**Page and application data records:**

========

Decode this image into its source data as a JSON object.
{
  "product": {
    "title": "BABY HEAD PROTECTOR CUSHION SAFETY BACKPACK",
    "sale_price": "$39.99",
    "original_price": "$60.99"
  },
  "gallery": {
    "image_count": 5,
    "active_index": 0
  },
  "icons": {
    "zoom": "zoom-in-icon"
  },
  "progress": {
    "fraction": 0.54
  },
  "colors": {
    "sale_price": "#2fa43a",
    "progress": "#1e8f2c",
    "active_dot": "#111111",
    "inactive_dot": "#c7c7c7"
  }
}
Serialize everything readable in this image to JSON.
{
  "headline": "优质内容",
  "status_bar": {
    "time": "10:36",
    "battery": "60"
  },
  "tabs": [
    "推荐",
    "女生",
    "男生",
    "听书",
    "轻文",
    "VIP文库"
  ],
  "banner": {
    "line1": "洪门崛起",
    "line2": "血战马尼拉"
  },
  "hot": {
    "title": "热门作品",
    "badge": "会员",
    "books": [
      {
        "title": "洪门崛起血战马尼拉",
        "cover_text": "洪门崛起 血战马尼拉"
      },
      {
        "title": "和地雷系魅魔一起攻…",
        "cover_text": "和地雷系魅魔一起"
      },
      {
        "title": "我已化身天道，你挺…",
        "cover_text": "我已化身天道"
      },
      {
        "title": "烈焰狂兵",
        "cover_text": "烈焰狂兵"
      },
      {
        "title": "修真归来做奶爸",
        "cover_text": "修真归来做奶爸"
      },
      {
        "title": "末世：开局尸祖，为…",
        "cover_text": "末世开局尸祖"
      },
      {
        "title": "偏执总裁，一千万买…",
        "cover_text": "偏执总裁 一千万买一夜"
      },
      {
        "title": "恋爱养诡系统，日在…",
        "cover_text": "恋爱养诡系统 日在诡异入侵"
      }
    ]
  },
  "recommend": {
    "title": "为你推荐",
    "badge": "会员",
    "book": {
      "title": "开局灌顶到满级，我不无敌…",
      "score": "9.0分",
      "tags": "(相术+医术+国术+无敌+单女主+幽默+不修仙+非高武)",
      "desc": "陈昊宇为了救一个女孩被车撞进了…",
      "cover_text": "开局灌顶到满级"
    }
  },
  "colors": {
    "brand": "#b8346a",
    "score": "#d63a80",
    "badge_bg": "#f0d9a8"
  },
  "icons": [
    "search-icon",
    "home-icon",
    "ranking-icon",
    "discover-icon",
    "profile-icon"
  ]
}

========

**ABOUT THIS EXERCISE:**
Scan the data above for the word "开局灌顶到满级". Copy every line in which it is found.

**YOUR SOLUTION:**
      "title": "开局灌顶到满级，我不无敌…",
      "cover_text": "开局灌顶到满级"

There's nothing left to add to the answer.